WHAT THE TASK ASKS
Report every line of the records that contains the word "Output".

TASK INPUTS
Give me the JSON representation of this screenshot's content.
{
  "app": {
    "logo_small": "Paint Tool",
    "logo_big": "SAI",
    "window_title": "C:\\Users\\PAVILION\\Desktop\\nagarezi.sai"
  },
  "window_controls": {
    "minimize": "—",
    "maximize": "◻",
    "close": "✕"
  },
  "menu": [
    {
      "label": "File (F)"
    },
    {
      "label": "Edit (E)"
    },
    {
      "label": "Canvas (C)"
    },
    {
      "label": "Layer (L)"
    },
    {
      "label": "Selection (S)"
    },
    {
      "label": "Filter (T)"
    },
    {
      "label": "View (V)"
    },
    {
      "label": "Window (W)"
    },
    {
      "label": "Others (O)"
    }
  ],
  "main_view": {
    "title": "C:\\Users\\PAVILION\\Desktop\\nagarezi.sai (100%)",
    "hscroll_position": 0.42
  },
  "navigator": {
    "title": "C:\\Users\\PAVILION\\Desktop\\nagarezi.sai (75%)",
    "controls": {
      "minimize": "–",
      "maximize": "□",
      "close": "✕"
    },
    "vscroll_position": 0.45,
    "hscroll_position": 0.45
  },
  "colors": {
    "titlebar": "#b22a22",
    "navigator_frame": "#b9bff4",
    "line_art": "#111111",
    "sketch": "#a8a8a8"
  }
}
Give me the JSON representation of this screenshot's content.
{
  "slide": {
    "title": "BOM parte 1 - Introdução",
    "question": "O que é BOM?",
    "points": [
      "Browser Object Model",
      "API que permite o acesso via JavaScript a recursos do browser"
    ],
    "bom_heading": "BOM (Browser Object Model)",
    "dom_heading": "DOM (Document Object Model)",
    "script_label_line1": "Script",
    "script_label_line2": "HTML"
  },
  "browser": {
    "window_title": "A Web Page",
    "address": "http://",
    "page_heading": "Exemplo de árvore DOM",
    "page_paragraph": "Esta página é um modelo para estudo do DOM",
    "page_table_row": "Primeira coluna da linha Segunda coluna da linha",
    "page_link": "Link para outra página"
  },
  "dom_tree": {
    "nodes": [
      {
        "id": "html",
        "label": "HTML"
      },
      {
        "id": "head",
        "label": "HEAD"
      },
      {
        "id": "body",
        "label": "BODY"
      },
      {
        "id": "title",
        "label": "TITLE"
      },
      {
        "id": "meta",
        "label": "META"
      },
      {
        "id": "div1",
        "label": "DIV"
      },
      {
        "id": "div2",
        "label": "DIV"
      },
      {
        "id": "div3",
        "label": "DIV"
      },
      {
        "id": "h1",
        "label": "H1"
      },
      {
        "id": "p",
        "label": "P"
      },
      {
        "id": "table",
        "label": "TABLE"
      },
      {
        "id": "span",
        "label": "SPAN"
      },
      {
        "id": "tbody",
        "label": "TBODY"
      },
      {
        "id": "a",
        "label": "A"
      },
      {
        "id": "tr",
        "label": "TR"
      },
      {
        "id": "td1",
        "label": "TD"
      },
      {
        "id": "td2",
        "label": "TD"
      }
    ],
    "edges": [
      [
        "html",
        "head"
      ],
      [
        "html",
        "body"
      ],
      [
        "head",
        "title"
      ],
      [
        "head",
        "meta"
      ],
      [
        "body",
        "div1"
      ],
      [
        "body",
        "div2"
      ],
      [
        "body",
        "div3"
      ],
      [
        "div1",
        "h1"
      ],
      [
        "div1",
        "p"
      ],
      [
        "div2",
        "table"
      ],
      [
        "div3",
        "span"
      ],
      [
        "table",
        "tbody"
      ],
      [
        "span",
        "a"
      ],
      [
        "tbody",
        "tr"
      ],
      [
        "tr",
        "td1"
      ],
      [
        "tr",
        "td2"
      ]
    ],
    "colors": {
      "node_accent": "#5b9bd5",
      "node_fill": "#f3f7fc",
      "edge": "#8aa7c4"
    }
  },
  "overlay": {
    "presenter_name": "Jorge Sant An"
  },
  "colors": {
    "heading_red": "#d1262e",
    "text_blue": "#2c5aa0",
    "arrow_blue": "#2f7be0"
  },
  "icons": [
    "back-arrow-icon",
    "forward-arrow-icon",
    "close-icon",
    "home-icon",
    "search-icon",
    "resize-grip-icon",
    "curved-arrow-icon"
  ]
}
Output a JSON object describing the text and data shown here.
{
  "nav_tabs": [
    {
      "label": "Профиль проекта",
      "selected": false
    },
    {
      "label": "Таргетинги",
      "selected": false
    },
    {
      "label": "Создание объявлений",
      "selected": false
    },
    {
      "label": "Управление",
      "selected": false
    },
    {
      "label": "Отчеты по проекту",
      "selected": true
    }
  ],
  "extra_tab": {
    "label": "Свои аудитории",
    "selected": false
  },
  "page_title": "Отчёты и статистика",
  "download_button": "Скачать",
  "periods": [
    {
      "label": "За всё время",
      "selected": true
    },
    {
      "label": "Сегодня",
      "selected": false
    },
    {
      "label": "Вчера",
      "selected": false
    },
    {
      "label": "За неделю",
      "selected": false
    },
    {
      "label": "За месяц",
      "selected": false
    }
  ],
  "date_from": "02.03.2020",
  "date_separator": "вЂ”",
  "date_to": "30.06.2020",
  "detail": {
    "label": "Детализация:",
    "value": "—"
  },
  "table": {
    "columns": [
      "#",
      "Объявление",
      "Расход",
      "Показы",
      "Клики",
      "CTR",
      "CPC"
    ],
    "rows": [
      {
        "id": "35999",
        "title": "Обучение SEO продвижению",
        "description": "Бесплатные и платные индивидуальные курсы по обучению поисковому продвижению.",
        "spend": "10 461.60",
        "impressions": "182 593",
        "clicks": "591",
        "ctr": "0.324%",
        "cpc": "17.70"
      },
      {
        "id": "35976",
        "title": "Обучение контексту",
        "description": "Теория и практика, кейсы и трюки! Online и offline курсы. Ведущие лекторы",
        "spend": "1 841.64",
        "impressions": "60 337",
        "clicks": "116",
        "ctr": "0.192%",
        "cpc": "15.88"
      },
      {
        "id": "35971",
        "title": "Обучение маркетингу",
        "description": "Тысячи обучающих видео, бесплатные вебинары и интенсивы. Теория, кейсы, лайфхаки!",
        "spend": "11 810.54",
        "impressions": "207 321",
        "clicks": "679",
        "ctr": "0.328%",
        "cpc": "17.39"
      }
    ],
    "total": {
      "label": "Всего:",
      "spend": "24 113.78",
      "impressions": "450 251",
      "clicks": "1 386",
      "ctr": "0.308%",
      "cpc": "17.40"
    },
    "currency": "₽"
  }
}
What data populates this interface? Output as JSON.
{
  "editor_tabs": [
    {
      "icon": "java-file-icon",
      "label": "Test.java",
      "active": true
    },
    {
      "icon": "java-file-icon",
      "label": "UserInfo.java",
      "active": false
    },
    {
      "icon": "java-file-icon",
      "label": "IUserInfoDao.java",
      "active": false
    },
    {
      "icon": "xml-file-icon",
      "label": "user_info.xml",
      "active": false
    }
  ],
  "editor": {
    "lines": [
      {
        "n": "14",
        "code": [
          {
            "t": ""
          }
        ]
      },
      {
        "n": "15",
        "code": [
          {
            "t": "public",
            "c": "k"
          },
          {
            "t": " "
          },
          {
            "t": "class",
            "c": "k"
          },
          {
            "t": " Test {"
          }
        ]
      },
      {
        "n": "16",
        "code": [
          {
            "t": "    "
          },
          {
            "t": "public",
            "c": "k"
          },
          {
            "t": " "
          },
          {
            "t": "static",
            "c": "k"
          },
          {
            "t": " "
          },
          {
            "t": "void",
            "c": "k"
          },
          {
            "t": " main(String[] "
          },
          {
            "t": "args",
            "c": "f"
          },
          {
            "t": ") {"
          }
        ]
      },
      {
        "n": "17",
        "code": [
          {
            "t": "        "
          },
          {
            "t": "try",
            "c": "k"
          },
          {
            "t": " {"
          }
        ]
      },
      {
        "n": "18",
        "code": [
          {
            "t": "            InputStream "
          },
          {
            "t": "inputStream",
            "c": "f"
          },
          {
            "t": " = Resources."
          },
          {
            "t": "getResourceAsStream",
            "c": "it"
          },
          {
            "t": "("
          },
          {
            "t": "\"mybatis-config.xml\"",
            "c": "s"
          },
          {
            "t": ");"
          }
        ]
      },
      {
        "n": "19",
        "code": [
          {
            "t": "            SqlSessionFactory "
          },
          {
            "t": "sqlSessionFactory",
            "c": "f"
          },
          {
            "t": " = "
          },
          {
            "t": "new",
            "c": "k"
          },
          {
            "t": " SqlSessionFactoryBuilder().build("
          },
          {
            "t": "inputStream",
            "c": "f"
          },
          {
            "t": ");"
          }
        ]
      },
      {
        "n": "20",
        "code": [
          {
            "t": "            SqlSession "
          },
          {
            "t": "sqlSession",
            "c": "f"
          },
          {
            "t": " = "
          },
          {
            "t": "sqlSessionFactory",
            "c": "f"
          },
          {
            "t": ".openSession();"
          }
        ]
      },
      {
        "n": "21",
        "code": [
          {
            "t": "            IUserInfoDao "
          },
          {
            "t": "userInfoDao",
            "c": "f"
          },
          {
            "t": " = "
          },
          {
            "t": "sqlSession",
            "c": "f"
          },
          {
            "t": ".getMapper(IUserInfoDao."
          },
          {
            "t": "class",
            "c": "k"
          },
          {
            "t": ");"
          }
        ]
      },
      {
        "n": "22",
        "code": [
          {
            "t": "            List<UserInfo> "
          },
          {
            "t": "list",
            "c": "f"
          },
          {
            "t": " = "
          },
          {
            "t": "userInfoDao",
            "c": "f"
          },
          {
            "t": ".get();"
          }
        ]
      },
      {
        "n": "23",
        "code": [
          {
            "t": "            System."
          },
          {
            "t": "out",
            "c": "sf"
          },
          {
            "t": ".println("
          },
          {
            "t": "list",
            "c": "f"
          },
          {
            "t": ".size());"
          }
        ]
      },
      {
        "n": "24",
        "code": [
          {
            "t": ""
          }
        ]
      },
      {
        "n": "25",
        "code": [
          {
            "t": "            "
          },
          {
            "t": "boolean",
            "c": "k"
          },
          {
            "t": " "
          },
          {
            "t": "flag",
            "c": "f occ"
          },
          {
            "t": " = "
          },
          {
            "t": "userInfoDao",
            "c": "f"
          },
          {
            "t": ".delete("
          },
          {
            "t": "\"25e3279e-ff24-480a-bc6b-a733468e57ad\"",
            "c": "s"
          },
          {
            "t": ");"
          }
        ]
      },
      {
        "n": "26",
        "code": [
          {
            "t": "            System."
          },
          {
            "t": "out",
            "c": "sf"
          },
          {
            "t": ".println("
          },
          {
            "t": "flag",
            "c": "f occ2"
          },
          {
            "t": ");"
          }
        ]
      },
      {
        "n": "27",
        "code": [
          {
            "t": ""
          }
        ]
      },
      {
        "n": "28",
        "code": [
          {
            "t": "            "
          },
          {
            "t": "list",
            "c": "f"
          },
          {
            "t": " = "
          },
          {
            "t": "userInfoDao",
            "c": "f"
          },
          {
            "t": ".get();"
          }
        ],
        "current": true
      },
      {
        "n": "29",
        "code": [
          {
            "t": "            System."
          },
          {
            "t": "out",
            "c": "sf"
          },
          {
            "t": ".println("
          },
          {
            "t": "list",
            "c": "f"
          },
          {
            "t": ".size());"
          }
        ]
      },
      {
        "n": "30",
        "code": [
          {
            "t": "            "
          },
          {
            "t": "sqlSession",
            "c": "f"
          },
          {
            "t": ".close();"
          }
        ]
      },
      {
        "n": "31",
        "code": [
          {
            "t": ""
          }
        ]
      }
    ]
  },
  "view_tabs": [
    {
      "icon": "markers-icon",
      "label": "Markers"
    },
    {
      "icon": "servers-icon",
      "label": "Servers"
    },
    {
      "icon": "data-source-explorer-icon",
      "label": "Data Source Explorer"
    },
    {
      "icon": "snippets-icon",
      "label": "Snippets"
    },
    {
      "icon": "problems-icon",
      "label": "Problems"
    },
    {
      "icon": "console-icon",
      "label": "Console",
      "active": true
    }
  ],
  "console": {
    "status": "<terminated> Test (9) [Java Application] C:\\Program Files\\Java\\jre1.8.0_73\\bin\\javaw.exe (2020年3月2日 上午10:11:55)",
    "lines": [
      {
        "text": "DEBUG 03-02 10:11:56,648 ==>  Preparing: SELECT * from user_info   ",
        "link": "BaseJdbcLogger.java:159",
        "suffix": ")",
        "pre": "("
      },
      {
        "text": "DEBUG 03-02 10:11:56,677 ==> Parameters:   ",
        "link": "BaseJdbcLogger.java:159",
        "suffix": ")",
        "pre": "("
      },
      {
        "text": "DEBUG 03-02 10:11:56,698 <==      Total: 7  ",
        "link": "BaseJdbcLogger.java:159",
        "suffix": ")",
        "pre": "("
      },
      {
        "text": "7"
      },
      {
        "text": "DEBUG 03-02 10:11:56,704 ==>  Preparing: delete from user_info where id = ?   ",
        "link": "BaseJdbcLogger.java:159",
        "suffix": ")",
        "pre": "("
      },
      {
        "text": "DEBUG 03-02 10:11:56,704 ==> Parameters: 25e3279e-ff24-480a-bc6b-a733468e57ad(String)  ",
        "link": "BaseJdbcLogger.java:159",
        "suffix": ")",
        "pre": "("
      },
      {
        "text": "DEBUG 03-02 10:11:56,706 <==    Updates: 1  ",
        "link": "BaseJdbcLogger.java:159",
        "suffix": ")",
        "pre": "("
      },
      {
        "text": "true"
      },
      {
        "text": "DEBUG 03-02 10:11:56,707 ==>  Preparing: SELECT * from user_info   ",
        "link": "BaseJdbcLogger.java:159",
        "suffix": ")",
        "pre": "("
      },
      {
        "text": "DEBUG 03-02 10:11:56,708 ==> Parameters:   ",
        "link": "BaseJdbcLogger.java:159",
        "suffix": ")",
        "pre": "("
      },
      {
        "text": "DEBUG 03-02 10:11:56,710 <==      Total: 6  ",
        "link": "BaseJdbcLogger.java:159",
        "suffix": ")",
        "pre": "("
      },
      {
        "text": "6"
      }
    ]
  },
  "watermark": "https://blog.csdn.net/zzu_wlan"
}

RESULT
Output a JSON object describing the text and data shown here.
What data populates this interface? Output as JSON.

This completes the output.